In recorded interview Senator Lisa Murkowski explained that the process is such that no areas can be added to a draft proposal, areas can be removed. In contrast to the Obama administration, which offered only 5 percent of the nation’s OCS areas to be available for oil and gas lease sales, the Trump administration has reversed the approach. “They basically said, ‘These are the federal offshore areas, we’re going to take about 95 percent of them and put it all on the table in this first draft, this draft round, and we’re going to hear comments and we’re going to make determinations over this draft time and see what is appropriate to take in and what should come out. So that’s the process we are in right now,” Murkowski said. “I kind of like the broader approach and being able then to take off the table those areas that are not opportune at this time. From our perspective, we think there are some areas in the draft plan that we think are not ripe for leasing. We’ve told the secretary that, so that will be taken into account as he then reviews these proposals coming in from not only Alaska.”

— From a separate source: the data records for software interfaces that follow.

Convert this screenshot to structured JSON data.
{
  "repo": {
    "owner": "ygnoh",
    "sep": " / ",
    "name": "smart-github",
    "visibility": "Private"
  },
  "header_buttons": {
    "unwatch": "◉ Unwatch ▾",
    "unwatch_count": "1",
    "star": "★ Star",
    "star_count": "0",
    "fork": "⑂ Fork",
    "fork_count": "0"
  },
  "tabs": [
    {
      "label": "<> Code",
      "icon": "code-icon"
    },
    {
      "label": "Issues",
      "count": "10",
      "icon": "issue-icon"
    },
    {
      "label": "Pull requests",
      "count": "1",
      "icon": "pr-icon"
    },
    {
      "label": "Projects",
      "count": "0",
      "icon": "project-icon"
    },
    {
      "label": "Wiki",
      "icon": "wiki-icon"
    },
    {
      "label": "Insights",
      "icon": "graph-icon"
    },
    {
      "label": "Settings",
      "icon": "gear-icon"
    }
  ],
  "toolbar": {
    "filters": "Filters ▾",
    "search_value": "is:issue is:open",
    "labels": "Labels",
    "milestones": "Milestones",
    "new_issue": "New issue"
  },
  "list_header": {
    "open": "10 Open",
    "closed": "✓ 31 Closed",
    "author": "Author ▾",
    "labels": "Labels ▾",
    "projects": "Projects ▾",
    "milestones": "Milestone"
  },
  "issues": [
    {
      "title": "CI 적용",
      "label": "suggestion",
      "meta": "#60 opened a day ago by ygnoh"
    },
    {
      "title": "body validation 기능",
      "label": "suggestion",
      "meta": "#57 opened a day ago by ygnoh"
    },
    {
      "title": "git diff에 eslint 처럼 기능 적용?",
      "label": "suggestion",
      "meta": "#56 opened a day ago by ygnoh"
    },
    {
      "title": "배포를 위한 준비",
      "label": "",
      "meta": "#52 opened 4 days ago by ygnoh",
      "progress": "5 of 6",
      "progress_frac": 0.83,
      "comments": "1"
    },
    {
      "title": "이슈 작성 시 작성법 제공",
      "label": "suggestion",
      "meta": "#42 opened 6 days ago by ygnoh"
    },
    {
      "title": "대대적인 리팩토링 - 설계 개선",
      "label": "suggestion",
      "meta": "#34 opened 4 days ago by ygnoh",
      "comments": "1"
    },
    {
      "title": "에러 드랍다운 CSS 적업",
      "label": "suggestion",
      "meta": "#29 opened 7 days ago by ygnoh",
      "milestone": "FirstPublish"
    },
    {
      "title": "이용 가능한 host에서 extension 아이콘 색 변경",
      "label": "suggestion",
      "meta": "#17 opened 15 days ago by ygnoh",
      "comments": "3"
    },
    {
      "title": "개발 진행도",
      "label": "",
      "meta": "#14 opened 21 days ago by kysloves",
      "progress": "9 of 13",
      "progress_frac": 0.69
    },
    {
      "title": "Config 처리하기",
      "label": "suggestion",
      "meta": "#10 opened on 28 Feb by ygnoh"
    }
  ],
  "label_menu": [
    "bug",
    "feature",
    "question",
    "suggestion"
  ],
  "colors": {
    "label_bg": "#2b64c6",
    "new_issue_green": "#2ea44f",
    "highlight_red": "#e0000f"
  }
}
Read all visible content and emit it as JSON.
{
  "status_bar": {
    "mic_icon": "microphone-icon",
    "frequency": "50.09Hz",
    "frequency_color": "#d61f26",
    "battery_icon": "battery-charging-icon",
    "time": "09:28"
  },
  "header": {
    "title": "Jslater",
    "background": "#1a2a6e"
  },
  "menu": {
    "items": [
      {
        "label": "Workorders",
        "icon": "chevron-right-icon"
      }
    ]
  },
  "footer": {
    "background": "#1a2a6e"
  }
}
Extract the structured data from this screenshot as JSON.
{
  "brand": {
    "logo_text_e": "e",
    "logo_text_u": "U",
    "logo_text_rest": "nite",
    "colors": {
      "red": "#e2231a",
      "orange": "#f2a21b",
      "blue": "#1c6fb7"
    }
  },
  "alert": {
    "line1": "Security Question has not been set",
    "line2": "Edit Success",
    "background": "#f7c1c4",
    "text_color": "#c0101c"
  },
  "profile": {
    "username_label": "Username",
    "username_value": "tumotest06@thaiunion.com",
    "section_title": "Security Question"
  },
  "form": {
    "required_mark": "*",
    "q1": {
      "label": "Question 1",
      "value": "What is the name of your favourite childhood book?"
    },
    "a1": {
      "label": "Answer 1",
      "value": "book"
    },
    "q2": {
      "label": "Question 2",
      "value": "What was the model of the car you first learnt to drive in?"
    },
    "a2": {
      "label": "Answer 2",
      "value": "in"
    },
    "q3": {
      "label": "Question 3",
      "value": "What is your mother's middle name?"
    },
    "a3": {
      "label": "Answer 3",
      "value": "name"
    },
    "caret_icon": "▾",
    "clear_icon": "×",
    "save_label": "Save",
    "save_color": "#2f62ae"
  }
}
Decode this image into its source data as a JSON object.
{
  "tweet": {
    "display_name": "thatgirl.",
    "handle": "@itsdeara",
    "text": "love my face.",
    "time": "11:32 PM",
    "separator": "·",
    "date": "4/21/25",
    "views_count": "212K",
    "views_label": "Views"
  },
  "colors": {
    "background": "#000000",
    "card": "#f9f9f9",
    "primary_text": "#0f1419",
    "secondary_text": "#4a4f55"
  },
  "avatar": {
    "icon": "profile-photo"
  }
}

Asked about her level of confidence that the secretary takes into consideration those areas that the delegation didn’t consider ripe for drilling, Murkowski answered that she certainly hopes “that he would not only take into account my views, the views of the entire Alaska delegation, I know that our Governor has weighted in strongly that there are areas in Alaska that we think have some significant potential, in the Arctic, the Beaufort and Chukchi Sea, and down in Cook Inlet, those three areas we have identified as being areas that we think should clearly be in play in this lease sale.”
Murkowski said that it is proven that companies can safely drill in Cook Inlet. As for other parts of the Alaskan OCS areas, she said, “We look to environmental consideration, to the bowhead whale, these are all part of what has been reviewed. It was only after extensive review that Shell was given their permits,” she said. “But Shell determined that after seven or six years and about seven billion dollars and one dry well, that they didn’t have the staying power, from a shareholder perspective, to stick out another five or seven years and billions, so they have pulled out, but that doesn’t mean that there isn’t a level of interest in the area.” Asked if it is known whether or not there is economic interest to drill in the Chukchi and Beaufort Seas, Murkowski answered, “We don’t know. We don’t know, but if you don’t put the leases up on the table and make them available, you will never know.”
The only area that is not on the table is the North Aleutian Basin Planning Area that has been under presidential withdrawal since December 2014. It is the Bristol Bay area, known for its world-class salmon fishery.
A public comment meeting was set to take place on January 23 in Anchorage, but due to the three-day government shut-down due to a congressional budget impasse, the meeting was canceled. It is now rescheduled to take place in Anchorage on Feb. 21.